This letter was written by Corp. Otis G. Cilley (1828-1895) of Co. D, 14th New Hampshire Infantry. Otis was the son of John Cilley (1801-1854) and Judith E. Cilley (1802-1855) of East Weare, Hillsborough county, New Hampshire. Otis enlisted on 23 September 1862 in the 14th New Hampshire Infantry. He was taken prisoner at Cedar Creek on 19 October 1864 but was paroled in late February 1865 and mustered out of the service on 8 July 1865.
In 1860, Cilley was enumerated in the mining camp in Mountain City, Arapahoe county, Kansas Territory (Colorado). He was in company with a number of other New Hampshire residents who had come to the Colorado gold fields in 1859. In 1858, he married Mary M. Morrill (1834-1909), the daughter of George E. Morrill and Hannah S. Bartlett.
This letter requests verification of a rumor that Stark Fellows, formerly a Lieutenant in the 14th New Hampshire Infantry, and more recently with the 2nd USCT, had died. He did, in fact, die of disease on 23 May 1864 at Key West, Florida.
Otis wrote the letter to his friend, Benjamin Curtis Lincoln (1840-1865), who was serving as an officer in the 2nd USCT at the time. Benjamin Lincoln was married to Isadora (“Dora”) Frances Whitman in December 1863. Lincoln’s letters written to Dora while serving in the 39th Massachusetts Volunteers earlier in the war may be found at: Benjamin C. Lincoln Letters.
June 28, 1864

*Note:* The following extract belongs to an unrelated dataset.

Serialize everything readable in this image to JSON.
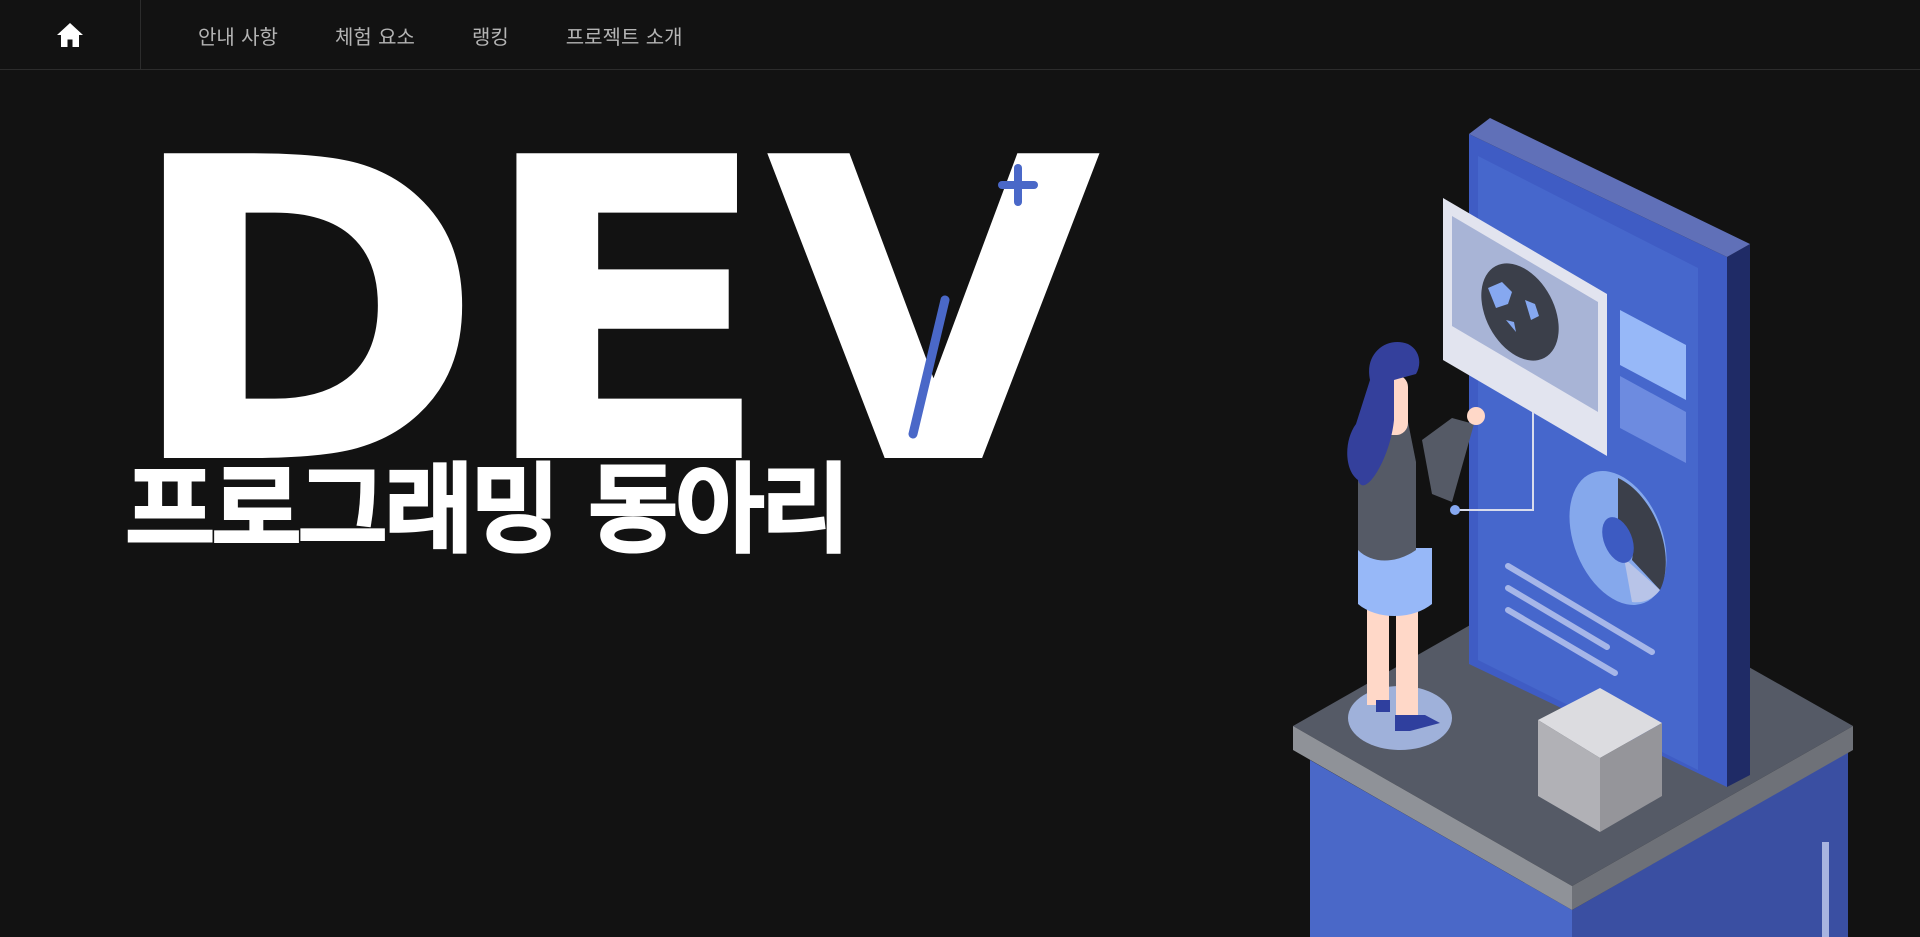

I presume to trespass upon you for a few moments to inquire whether the newspaper reports are correct in respect to the death of Colonel Stark Fellows for the company that he belonged to felt sad to think that so good & respected officer has passed away & nothing has been heard by his parents by the last mail. ¹
Please to write by return mail. From a warm friend & neighbor—I still remain the same. Please to direct to 14th Regt. New Hampshire Volunteers, New Orleans.
I remain your obedient servant, — Corporal Otis G. Cilley
¹ Stark Fellows (1840-1864) was the son of Rufus and Sarah Ann (Silver) Fellows of Sandown, New Hampshire. He was a graduate of Dartmouth College who entered the service as a private in the 14th New Hampshire Infantry and rose to the rank of 2nd Lieutenant before resigning to accept a commission as Lieutenant-Colonel of the 2nd United States Colored Troops (USCT). He was in command of Fort Taylor, Key West, Florida, when he died of yellow fever on 23 May 1864.